Skip to main content

Revisiting '50 First Dates'

The other night, after a particularly long day (which seems to be the norm these last few weeks), I fired up the Internet on my computer, turned on the TV and clicked through web sites as I flipped through channels (one of my favorite pastimes that drives my husband crazy). This time, however, I ended up shutting off the computer because I ran across one of my favorite films: 50 First Dates, a rather unconventional and surprisingly touching romantic comedy starring Adam Sandler and Drew Barrymore:
Henry (Sandler) lives an enviable life in a Hawaiian paradise, spending every night with a beautiful tourist in search of an island fling. It's a sweet life with no strings attached...until he meets Lucy (Barrymore). He and Lucy hit it off from the get-go, but the next day she acts like she doesn't know him. Has his karma come around to kick him in the butt or what? Actually, Lucy has short-term memory loss so every night all memory of her day is erased. But a man in love will go to any lengths to win over the girl of his dreams, and if that means having to find imaginative ways of doing it over again every day, then Henry's up for the challenge.
Sometime last year, this one showed up in our mailbox in that familiar red NetFlix envelope. Like too many other films, I couldn’t remember how it got on our list. I’m not a big fan of Adam Sandler films—most of them have too much frat-style, bawdy humor for my taste. But I have enjoyed a good segment of Drew Barrymore films.

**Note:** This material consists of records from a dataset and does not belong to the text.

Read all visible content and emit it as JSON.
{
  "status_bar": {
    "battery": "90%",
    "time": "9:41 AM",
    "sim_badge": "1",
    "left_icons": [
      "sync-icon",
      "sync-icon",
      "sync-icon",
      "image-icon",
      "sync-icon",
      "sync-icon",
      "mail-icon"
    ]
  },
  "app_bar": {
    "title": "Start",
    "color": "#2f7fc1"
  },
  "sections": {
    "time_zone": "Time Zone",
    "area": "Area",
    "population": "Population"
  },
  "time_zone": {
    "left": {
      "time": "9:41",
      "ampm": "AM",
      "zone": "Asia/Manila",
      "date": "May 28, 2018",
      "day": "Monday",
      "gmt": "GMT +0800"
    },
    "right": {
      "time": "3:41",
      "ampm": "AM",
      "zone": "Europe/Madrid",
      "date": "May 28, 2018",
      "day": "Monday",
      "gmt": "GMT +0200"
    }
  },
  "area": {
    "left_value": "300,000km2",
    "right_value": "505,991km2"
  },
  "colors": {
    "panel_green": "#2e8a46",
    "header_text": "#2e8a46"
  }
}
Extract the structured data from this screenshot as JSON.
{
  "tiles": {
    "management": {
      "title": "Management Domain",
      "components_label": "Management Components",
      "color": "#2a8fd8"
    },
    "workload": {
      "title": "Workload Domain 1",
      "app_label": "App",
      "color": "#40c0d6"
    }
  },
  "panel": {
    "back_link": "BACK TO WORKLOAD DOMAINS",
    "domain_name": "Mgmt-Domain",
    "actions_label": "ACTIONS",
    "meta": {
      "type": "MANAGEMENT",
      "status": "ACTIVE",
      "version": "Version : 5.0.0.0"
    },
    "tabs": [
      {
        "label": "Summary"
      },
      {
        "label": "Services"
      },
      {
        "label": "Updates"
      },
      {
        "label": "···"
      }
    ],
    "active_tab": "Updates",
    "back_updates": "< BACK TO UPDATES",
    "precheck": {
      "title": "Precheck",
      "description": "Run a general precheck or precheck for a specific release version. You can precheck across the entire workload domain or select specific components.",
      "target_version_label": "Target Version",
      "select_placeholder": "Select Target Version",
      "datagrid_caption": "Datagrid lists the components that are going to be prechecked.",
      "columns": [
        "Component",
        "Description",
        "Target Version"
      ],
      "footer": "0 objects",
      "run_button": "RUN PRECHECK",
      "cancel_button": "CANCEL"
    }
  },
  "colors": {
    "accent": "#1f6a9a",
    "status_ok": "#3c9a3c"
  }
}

Anyway, while this film has some of that rather what-I-find-tasteless humor running throughout the film, I am always surprised to find how deeply this story moves me—to tears every time, to be exact. Why? As best I can articulate it, the bottom line is that it shows the deep and transforming power of love, and that always echoes of God-talk.

After watching it this time, I’m particularly struck by how the transformation that takes place in Henry illustrates the biblical truth that in giving up our life we actually gain one beyond our wildest imaginations. Henry gradually finds he’s giving up a life he thinks he wants—one of no strings attached and centered on himself—for one that’s more wonderous than he imagined could exist. It’s not pain or problem free; in fact, it has those in buckets. But it’s a life he chooses in spite of all that. And he chooses it because it makes his life fuller, richer, open and joyful.

And this makes me think about Jesus’ words differently. For some reason, we’ve attached a sense of duty to his command to deny ourselves, to lose our lives in order to gain them (Mark 8:34-35). But what if it wasn’t about duty and it was more like Henry’s experience? Rather than changing his life out of duty, Henry changes one life for another because he’s in love. He does it because Lucy makes him feel more alive, makes him feel loved, makes him feel full and spilling over. The costs of that life are but drops in an ocean that is spilling over with love. What if, as followers of Jesus, we gave up our lives not out of a sense of duty but because we were in love with Jesus—because our relationship with him makes us feel more alive, more full, more joyful than any other Person or way of life we can imagine? And how would a life like that spill over to others we encounter? How would that change the way we encounter and see and treat others?

A practical word to the wise: religious film critics disagree on the film’s worth. Some can’t get past the bawdy humor and secular approach to male-female relationships—and with good reason: the film deserves it’s PG-13 rating. For some, the frat-boy humor drowns any worthy themes or ideas. Indeed, Sandler films often remind me of the more bawdy tales in Chaucer’s Canterbury Tales, with which my memory is vividly stuck after spending a year pouring over them for my graduate school thesis (and that was almost 20 years ago). But this film is lighter on that content than most other Sandler films. And if you don’t mind that kind of humor showing up now and then, the story—especially the incredibly beautiful and moving ending which always makes me swallow a sob—is worth it.

(Image: Columbia/Sony; Wikipedia)